_Exercise brief_:
An exact copy of the data below is needed; please leave out any pictures.

START Input records

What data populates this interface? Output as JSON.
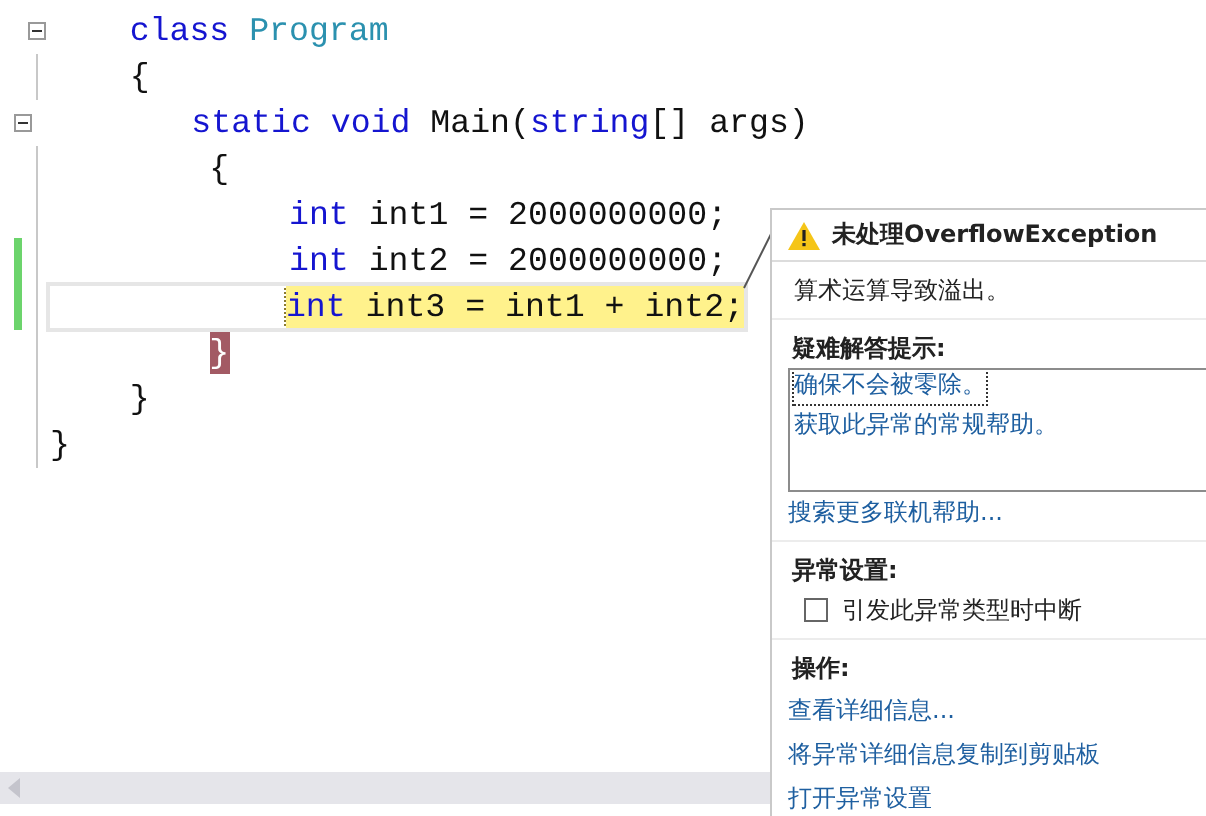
{
  "code_lines": [
    {
      "changed": false,
      "foldable": true,
      "current": false,
      "marked": false,
      "tokens": [
        {
          "kind": "keyword",
          "text": "    class"
        },
        {
          "kind": "type",
          "text": " Program"
        }
      ]
    },
    {
      "changed": false,
      "foldable": false,
      "current": false,
      "marked": false,
      "tokens": [
        {
          "kind": "plain",
          "text": "    {"
        }
      ]
    },
    {
      "changed": false,
      "foldable": true,
      "current": false,
      "marked": false,
      "tokens": [
        {
          "kind": "keyword",
          "text": "        static"
        },
        {
          "kind": "keyword",
          "text": " void"
        },
        {
          "kind": "plain",
          "text": " Main("
        },
        {
          "kind": "keyword",
          "text": "string"
        },
        {
          "kind": "plain",
          "text": "[] args)"
        }
      ]
    },
    {
      "changed": false,
      "foldable": false,
      "current": false,
      "marked": false,
      "tokens": [
        {
          "kind": "plain",
          "text": "        {"
        }
      ]
    },
    {
      "changed": false,
      "foldable": false,
      "current": false,
      "marked": false,
      "tokens": [
        {
          "kind": "keyword",
          "text": "            int"
        },
        {
          "kind": "plain",
          "text": " int1 = 2000000000;"
        }
      ]
    },
    {
      "changed": true,
      "foldable": false,
      "current": false,
      "marked": false,
      "tokens": [
        {
          "kind": "keyword",
          "text": "            int"
        },
        {
          "kind": "plain",
          "text": " int2 = 2000000000;"
        }
      ]
    },
    {
      "changed": true,
      "foldable": false,
      "current": true,
      "marked": false,
      "tokens": [
        {
          "kind": "keyword",
          "text": "            int"
        },
        {
          "kind": "plain",
          "text": " int3 = int1 + int2;"
        }
      ]
    },
    {
      "changed": false,
      "foldable": false,
      "current": false,
      "marked": true,
      "tokens": [
        {
          "kind": "plain",
          "text": "        }"
        }
      ]
    },
    {
      "changed": false,
      "foldable": false,
      "current": false,
      "marked": false,
      "tokens": [
        {
          "kind": "plain",
          "text": "    }"
        }
      ]
    },
    {
      "changed": false,
      "foldable": false,
      "current": false,
      "marked": false,
      "tokens": [
        {
          "kind": "plain",
          "text": "}"
        }
      ]
    }
  ],
  "exception_popup": {
    "title": "未处理OverflowException",
    "message": "算术运算导致溢出。",
    "tips_heading": "疑难解答提示:",
    "tips": [
      "确保不会被零除。",
      "获取此异常的常规帮助。"
    ],
    "search_link": "搜索更多联机帮助...",
    "settings_heading": "异常设置:",
    "settings": [
      {
        "label": "引发此异常类型时中断",
        "checked": false
      }
    ],
    "actions_heading": "操作:",
    "actions": [
      "查看详细信息...",
      "将异常详细信息复制到剪贴板",
      "打开异常设置"
    ]
  }
}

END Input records

_Reply_:
What data populates this interface? Output as JSON.
{
  "code_lines": [
    {
      "changed": false,
      "foldable": true,
      "current": false,
      "marked": false,
      "tokens": [
        {
          "kind": "keyword",
          "text": "    class"
        },
        {
          "kind": "type",
          "text": " Program"
        }
      ]
    },
    {
      "changed": false,
      "foldable": false,
      "current": false,
      "marked": false,
      "tokens": [
        {
          "kind": "plain",
          "text": "    {"
        }
      ]
    },
    {
      "changed": false,
      "foldable": true,
      "current": false,
      "marked": false,
      "tokens": [
        {
          "kind": "keyword",
          "text": "        static"
        },
        {
          "kind": "keyword",
          "text": " void"
        },
        {
          "kind": "plain",
          "text": " Main("
        },
        {
          "kind": "keyword",
          "text": "string"
        },
        {
          "kind": "plain",
          "text": "[] args)"
        }
      ]
    },
    {
      "changed": false,
      "foldable": false,
      "current": false,
      "marked": false,
      "tokens": [
        {
          "kind": "plain",
          "text": "        {"
        }
      ]
    },
    {
      "changed": false,
      "foldable": false,
      "current": false,
      "marked": false,
      "tokens": [
        {
          "kind": "keyword",
          "text": "            int"
        },
        {
          "kind": "plain",
          "text": " int1 = 2000000000;"
        }
      ]
    },
    {
      "changed": true,
      "foldable": false,
      "current": false,
      "marked": false,
      "tokens": [
        {
          "kind": "keyword",
          "text": "            int"
        },
        {
          "kind": "plain",
          "text": " int2 = 2000000000;"
        }
      ]
    },
    {
      "changed": true,
      "foldable": false,
      "current": true,
      "marked": false,
      "tokens": [
        {
          "kind": "keyword",
          "text": "            int"
        },
        {
          "kind": "plain",
          "text": " int3 = int1 + int2;"
        }
      ]
    },
    {
      "changed": false,
      "foldable": false,
      "current": false,
      "marked": true,
      "tokens": [
        {
          "kind": "plain",
          "text": "        }"
        }
      ]
    },
    {
      "changed": false,
      "foldable": false,
      "current": false,
      "marked": false,
      "tokens": [
        {
          "kind": "plain",
          "text": "    }"
        }
      ]
    },
    {
      "changed": false,
      "foldable": false,
      "current": false,
      "marked": false,
      "tokens": [
        {
          "kind": "plain",
          "text": "}"
        }
      ]
    }
  ],
  "exception_popup": {
    "title": "未处理OverflowException",
    "message": "算术运算导致溢出。",
    "tips_heading": "疑难解答提示:",
    "tips": [
      "确保不会被零除。",
      "获取此异常的常规帮助。"
    ],
    "search_link": "搜索更多联机帮助...",
    "settings_heading": "异常设置:",
    "settings": [
      {
        "label": "引发此异常类型时中断",
        "checked": false
      }
    ],
    "actions_heading": "操作:",
    "actions": [
      "查看详细信息...",
      "将异常详细信息复制到剪贴板",
      "打开异常设置"
    ]
  }
}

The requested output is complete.